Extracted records
☆ ☆ ☆ ☆
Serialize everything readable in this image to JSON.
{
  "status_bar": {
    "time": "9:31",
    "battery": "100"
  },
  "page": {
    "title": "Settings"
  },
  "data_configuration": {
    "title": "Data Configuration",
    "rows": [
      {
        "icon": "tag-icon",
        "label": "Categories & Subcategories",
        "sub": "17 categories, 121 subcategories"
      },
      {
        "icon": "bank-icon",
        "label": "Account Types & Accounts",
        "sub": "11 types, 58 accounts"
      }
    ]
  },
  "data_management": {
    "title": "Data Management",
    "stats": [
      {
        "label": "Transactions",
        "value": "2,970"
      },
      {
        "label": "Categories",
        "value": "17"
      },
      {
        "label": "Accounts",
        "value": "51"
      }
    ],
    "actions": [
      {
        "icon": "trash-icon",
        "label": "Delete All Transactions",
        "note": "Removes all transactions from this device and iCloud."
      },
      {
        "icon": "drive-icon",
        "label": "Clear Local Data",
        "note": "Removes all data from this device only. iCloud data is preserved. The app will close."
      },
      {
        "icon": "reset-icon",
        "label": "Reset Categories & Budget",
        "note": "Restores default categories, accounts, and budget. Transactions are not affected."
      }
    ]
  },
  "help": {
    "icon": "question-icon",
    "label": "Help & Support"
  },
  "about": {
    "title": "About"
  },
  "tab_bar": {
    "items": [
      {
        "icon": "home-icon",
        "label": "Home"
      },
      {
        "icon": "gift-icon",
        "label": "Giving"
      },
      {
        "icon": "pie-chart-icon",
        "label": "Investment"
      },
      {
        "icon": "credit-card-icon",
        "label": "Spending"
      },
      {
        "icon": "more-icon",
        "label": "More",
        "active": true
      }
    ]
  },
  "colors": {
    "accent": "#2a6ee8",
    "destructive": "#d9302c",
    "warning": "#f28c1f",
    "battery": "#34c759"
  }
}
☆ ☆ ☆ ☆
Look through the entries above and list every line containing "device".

        "note": "Removes all transactions from this device and iCloud."
        "note": "Removes all data from this device only. iCloud data is preserved. The app will close."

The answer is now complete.